Another shot of downtown Baton Rouge. this was around 9:00 at night on a Saturday right in front of the State Capital and there was absolutely no one anywhere to be found. It was a bit freaky.
This is a shot that I took back in December of last year. It is another example of going back to look at photos that I have previously overlooked and trying my current workflow on them to see what I can get out of it. I think it turned out pretty well. Let me know what you think.
Baton Rouge (pronounced /ˌbætən ˈruːʒ/; French: Bâton-Rouge[bɑtɔ̃ ʁuʒ] ; Choctaw: Itta Homma; “red stick”) is the capital and second-largest city in Louisiana, United States. It is located in East Baton Rouge Parish, which has a population of 434,633 (as of the 2009 census). It owes its historical importance to its site uponIstrouma Bluff, the first bluff upriver from the Mississippi River Delta, which protects the city’s residents from flooding, hurricanes, and other natural disasters. In addition to this natural barrier, the city has built a levee system stretching from the bluff southward to protect the riverfront and low-lying agricultural areas. Baton Rouge is a major industrial, petrochemical, medical, and research center of the American South. The Port of Baton Rouge is the ninth largest in the United States in terms of tonnage shipped. from wikipedia.
One of my first HDR shots revisited with my current processing workflow. I actually climbed up on the bridge structure to get this shot and was quickly escorted off the bridge by the Delaware River Port Authority.
The Benjamin Franklin Bridge (also known as the Ben Franklin Bridge), originally named the Delaware River Bridge, is a suspension bridge across the Delaware River connecting Philadelphia, Pennsylvania and Camden, New Jersey. Named for American statesman Benjamin Franklin, the bridge is owned and operated by the Delaware River Port Authority. At its completion on July 1, 1926, its 533-metre span made it the world’s longest suspension bridge span, a distinction it would hold until the opening of the Ambassador Bridge in 1929.
This was taken the day after the record snowfall in Dallas earlier this year. There was an incredible low hanging fog over the entire city that you can see makes the high rise behind the Cathedral seem to fade into the sky.
In 1869, Dallas’s first Catholic parish, Sacred Heart Church, was established by the Bishop of Galveston. The church was built in 1872 and was located at Bryan and Ervay Streets, near present-day St. Paul Station. The cornerstone for the Cathedral was laid 17 June 1898 and the church was formally dedicated on 26 October 1902. On 12 December 1977, Sacred Heart Cathedral was renamed Cathedral Santuario de Guadalupe — “the Cathedral Shrine of Our Lady of Guadalupe.” The Cathedral recently underwent a major multi-phase renovation project. As part of the project, a US$20 million bell tower housing a 49-bell carillon was constructed. The bell tower was planned by the original architect, Nicholas J. Clayton, but was never built. (from wikipedia)

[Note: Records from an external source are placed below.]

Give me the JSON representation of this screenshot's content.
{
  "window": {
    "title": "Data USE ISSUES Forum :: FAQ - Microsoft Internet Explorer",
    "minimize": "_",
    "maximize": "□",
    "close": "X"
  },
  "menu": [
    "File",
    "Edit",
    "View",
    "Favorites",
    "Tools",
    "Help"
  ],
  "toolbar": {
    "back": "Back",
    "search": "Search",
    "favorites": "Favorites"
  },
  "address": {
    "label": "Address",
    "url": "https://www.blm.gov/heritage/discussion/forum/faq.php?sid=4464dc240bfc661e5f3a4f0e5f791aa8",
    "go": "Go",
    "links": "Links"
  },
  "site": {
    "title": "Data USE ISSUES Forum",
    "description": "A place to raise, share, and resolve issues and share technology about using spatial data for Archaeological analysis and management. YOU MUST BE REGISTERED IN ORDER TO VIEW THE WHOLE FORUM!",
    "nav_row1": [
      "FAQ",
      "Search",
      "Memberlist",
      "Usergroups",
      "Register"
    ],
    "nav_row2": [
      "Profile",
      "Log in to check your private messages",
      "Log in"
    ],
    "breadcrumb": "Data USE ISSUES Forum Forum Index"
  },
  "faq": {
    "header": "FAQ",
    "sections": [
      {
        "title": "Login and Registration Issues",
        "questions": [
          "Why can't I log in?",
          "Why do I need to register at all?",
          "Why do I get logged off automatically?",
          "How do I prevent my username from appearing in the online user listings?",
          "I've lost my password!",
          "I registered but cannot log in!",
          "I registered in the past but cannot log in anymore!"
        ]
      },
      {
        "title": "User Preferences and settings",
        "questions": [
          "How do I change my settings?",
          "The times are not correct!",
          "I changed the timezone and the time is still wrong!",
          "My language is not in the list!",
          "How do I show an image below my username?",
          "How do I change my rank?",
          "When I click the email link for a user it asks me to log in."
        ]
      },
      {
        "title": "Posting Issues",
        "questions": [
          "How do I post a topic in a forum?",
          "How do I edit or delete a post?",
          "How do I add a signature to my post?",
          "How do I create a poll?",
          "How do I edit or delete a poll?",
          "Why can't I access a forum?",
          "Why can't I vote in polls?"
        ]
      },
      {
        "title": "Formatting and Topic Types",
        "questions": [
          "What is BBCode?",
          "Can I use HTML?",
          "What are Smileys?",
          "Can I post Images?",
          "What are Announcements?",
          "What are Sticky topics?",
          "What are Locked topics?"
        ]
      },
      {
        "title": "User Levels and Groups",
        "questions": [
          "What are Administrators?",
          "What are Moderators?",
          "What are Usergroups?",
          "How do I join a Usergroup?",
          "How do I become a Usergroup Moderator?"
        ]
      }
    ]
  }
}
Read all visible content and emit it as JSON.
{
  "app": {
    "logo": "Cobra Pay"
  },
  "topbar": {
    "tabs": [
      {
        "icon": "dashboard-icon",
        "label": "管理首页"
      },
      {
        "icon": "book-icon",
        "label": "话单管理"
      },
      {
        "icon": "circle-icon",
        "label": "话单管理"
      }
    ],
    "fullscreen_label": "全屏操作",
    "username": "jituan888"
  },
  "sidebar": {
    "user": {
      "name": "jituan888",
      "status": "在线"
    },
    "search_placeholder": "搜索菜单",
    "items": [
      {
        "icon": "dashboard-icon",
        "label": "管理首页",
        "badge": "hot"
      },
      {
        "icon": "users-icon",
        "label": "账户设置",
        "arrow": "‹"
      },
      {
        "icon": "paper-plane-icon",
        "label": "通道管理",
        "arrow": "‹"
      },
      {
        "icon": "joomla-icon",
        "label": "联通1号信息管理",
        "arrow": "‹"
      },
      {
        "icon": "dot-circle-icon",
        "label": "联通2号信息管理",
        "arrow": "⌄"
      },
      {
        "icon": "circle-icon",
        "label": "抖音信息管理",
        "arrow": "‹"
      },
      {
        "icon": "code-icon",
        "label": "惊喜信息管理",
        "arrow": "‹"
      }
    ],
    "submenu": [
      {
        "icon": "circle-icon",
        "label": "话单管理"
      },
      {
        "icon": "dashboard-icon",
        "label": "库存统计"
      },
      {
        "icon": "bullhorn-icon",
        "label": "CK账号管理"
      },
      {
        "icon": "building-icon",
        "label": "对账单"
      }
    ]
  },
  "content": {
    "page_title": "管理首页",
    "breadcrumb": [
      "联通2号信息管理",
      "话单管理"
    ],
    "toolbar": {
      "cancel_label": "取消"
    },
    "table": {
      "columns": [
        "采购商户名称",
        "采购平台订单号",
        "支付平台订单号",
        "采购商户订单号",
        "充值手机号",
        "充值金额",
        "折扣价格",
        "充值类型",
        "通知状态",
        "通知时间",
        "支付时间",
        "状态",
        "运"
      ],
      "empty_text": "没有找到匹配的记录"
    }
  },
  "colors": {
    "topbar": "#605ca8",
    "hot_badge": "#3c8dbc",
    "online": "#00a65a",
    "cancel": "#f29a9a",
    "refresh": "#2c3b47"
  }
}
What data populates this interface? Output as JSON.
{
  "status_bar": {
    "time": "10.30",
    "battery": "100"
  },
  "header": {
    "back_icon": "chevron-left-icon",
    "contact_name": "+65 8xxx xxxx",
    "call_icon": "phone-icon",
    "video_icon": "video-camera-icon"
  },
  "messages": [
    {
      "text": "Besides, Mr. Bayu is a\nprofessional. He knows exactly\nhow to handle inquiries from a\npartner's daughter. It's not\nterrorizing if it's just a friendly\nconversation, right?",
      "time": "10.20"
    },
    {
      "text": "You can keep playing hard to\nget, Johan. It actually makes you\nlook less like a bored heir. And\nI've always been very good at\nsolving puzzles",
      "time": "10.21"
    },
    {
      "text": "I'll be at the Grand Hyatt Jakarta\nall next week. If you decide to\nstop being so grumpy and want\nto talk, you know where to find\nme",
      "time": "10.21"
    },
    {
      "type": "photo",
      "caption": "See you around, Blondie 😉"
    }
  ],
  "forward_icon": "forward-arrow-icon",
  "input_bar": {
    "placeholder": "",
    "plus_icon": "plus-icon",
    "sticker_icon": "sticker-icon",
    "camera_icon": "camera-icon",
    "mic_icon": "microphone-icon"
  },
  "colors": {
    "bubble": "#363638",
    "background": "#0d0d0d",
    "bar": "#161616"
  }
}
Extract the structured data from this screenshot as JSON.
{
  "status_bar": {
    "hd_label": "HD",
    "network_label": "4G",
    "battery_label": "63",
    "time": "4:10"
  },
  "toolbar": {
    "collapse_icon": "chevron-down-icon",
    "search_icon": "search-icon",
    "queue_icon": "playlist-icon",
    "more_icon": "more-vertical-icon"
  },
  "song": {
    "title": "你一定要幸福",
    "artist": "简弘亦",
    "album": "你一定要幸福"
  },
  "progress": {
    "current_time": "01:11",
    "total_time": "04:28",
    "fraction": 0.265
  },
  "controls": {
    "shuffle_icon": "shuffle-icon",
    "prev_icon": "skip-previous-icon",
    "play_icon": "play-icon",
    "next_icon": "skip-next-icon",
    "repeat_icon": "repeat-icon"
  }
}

I was posting to Flickr long before I created this blog. I am going back and posting some of my older images here when I do not have time to process any new images.
Dedicated to inspire and educate visitors about the rich and varied cultural, economic, political and social history of the Dallas County Area, the Old Red Museum of Dallas County History & Culture serves as a symbol of Dallas heritage. Built in 1892, the beautifully restored Old Red Courthouse contains some of Dallas County’s most fascinating historical artifacts. There is a special exhibit gallery located on the first floor, while the second floor of Old Red is filled with exhibits, 41-touch screen computers, an educational learning center and four mini theatres.
The Old Red Museum is located at a crossroads of activity in downtown Dallas – adjacent to the JFK Memorial and Dealey Plaza, a National Historic Landmark District, across the street from a replica of Dallas founder John Neely Bryan’s cabin and just a block from The Sixth Floor Museum and the historic West End of Dallas. (from www.oldred.org)